Assignment »
Output the listing in full. Every line stays exactly as it is.
(Beginning of Dataset excerpts)
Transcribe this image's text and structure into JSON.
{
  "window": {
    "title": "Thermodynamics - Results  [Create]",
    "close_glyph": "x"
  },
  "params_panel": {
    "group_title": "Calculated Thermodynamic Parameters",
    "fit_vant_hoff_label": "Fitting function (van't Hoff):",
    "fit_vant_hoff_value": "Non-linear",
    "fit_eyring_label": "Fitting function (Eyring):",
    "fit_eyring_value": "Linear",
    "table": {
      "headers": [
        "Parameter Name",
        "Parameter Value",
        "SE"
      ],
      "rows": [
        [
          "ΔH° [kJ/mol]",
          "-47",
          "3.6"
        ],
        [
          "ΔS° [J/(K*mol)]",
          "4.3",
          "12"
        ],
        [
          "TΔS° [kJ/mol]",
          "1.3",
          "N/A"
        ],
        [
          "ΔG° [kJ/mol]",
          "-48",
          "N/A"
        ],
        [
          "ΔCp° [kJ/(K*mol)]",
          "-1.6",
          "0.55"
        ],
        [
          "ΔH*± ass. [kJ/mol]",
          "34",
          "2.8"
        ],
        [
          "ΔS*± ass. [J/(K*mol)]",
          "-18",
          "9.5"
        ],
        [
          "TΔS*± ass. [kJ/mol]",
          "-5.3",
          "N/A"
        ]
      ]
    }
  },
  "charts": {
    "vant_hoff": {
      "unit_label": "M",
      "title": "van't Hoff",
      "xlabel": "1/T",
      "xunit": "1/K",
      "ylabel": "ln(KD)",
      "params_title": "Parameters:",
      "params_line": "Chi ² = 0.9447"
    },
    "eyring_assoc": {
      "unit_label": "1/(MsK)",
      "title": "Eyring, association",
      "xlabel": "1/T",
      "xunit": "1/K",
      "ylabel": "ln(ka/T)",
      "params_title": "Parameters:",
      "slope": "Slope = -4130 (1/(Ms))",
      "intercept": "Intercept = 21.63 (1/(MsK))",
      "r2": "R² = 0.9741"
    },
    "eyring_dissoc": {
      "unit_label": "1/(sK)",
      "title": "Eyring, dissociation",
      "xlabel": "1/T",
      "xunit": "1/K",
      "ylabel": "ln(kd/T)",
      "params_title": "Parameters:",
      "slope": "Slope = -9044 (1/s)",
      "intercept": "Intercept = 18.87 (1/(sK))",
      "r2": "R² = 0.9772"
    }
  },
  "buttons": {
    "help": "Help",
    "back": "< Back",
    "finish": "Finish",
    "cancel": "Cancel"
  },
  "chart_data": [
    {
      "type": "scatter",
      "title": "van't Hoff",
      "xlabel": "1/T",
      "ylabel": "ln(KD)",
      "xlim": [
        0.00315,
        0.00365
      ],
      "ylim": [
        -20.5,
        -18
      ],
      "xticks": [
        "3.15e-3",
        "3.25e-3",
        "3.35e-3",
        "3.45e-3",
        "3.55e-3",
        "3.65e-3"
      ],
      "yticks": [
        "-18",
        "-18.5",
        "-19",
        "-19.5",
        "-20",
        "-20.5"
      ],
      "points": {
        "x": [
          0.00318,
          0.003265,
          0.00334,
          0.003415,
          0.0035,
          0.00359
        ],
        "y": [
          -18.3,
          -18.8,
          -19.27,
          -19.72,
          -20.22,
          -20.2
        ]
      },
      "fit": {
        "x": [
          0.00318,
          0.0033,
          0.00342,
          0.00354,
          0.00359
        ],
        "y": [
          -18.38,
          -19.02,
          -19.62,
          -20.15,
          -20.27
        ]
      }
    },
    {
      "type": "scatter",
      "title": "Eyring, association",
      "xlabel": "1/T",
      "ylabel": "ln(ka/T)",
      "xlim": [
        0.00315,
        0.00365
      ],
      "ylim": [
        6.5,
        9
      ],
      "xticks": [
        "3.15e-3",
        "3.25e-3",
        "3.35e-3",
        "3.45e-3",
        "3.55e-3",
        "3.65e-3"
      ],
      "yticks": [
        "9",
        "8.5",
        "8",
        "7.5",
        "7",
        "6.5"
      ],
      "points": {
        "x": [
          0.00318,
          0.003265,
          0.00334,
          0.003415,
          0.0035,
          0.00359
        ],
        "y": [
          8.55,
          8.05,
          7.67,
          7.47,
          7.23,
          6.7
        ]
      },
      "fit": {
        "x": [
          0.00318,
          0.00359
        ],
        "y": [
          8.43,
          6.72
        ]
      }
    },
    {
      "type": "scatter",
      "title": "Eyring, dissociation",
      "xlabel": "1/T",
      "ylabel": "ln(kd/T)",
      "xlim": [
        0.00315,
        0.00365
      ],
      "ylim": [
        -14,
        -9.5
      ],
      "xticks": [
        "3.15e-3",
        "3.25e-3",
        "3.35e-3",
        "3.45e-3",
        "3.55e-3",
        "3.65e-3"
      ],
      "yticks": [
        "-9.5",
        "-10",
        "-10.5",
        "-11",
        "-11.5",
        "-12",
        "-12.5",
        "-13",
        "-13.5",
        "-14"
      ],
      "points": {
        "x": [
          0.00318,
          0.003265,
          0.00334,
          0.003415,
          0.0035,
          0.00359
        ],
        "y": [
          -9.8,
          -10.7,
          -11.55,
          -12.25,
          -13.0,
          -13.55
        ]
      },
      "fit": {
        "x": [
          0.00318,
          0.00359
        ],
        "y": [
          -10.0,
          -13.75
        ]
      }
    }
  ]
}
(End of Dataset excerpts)
Task solution »
Transcribe this image's text and structure into JSON.
{
  "window": {
    "title": "Thermodynamics - Results  [Create]",
    "close_glyph": "x"
  },
  "params_panel": {
    "group_title": "Calculated Thermodynamic Parameters",
    "fit_vant_hoff_label": "Fitting function (van't Hoff):",
    "fit_vant_hoff_value": "Non-linear",
    "fit_eyring_label": "Fitting function (Eyring):",
    "fit_eyring_value": "Linear",
    "table": {
      "headers": [
        "Parameter Name",
        "Parameter Value",
        "SE"
      ],
      "rows": [
        [
          "ΔH° [kJ/mol]",
          "-47",
          "3.6"
        ],
        [
          "ΔS° [J/(K*mol)]",
          "4.3",
          "12"
        ],
        [
          "TΔS° [kJ/mol]",
          "1.3",
          "N/A"
        ],
        [
          "ΔG° [kJ/mol]",
          "-48",
          "N/A"
        ],
        [
          "ΔCp° [kJ/(K*mol)]",
          "-1.6",
          "0.55"
        ],
        [
          "ΔH*± ass. [kJ/mol]",
          "34",
          "2.8"
        ],
        [
          "ΔS*± ass. [J/(K*mol)]",
          "-18",
          "9.5"
        ],
        [
          "TΔS*± ass. [kJ/mol]",
          "-5.3",
          "N/A"
        ]
      ]
    }
  },
  "charts": {
    "vant_hoff": {
      "unit_label": "M",
      "title": "van't Hoff",
      "xlabel": "1/T",
      "xunit": "1/K",
      "ylabel": "ln(KD)",
      "params_title": "Parameters:",
      "params_line": "Chi ² = 0.9447"
    },
    "eyring_assoc": {
      "unit_label": "1/(MsK)",
      "title": "Eyring, association",
      "xlabel": "1/T",
      "xunit": "1/K",
      "ylabel": "ln(ka/T)",
      "params_title": "Parameters:",
      "slope": "Slope = -4130 (1/(Ms))",
      "intercept": "Intercept = 21.63 (1/(MsK))",
      "r2": "R² = 0.9741"
    },
    "eyring_dissoc": {
      "unit_label": "1/(sK)",
      "title": "Eyring, dissociation",
      "xlabel": "1/T",
      "xunit": "1/K",
      "ylabel": "ln(kd/T)",
      "params_title": "Parameters:",
      "slope": "Slope = -9044 (1/s)",
      "intercept": "Intercept = 18.87 (1/(sK))",
      "r2": "R² = 0.9772"
    }
  },
  "buttons": {
    "help": "Help",
    "back": "< Back",
    "finish": "Finish",
    "cancel": "Cancel"
  },
  "chart_data": [
    {
      "type": "scatter",
      "title": "van't Hoff",
      "xlabel": "1/T",
      "ylabel": "ln(KD)",
      "xlim": [
        0.00315,
        0.00365
      ],
      "ylim": [
        -20.5,
        -18
      ],
      "xticks": [
        "3.15e-3",
        "3.25e-3",
        "3.35e-3",
        "3.45e-3",
        "3.55e-3",
        "3.65e-3"
      ],
      "yticks": [
        "-18",
        "-18.5",
        "-19",
        "-19.5",
        "-20",
        "-20.5"
      ],
      "points": {
        "x": [
          0.00318,
          0.003265,
          0.00334,
          0.003415,
          0.0035,
          0.00359
        ],
        "y": [
          -18.3,
          -18.8,
          -19.27,
          -19.72,
          -20.22,
          -20.2
        ]
      },
      "fit": {
        "x": [
          0.00318,
          0.0033,
          0.00342,
          0.00354,
          0.00359
        ],
        "y": [
          -18.38,
          -19.02,
          -19.62,
          -20.15,
          -20.27
        ]
      }
    },
    {
      "type": "scatter",
      "title": "Eyring, association",
      "xlabel": "1/T",
      "ylabel": "ln(ka/T)",
      "xlim": [
        0.00315,
        0.00365
      ],
      "ylim": [
        6.5,
        9
      ],
      "xticks": [
        "3.15e-3",
        "3.25e-3",
        "3.35e-3",
        "3.45e-3",
        "3.55e-3",
        "3.65e-3"
      ],
      "yticks": [
        "9",
        "8.5",
        "8",
        "7.5",
        "7",
        "6.5"
      ],
      "points": {
        "x": [
          0.00318,
          0.003265,
          0.00334,
          0.003415,
          0.0035,
          0.00359
        ],
        "y": [
          8.55,
          8.05,
          7.67,
          7.47,
          7.23,
          6.7
        ]
      },
      "fit": {
        "x": [
          0.00318,
          0.00359
        ],
        "y": [
          8.43,
          6.72
        ]
      }
    },
    {
      "type": "scatter",
      "title": "Eyring, dissociation",
      "xlabel": "1/T",
      "ylabel": "ln(kd/T)",
      "xlim": [
        0.00315,
        0.00365
      ],
      "ylim": [
        -14,
        -9.5
      ],
      "xticks": [
        "3.15e-3",
        "3.25e-3",
        "3.35e-3",
        "3.45e-3",
        "3.55e-3",
        "3.65e-3"
      ],
      "yticks": [
        "-9.5",
        "-10",
        "-10.5",
        "-11",
        "-11.5",
        "-12",
        "-12.5",
        "-13",
        "-13.5",
        "-14"
      ],
      "points": {
        "x": [
          0.00318,
          0.003265,
          0.00334,
          0.003415,
          0.0035,
          0.00359
        ],
        "y": [
          -9.8,
          -10.7,
          -11.55,
          -12.25,
          -13.0,
          -13.55
        ]
      },
      "fit": {
        "x": [
          0.00318,
          0.00359
        ],
        "y": [
          -10.0,
          -13.75
        ]
      }
    }
  ]
}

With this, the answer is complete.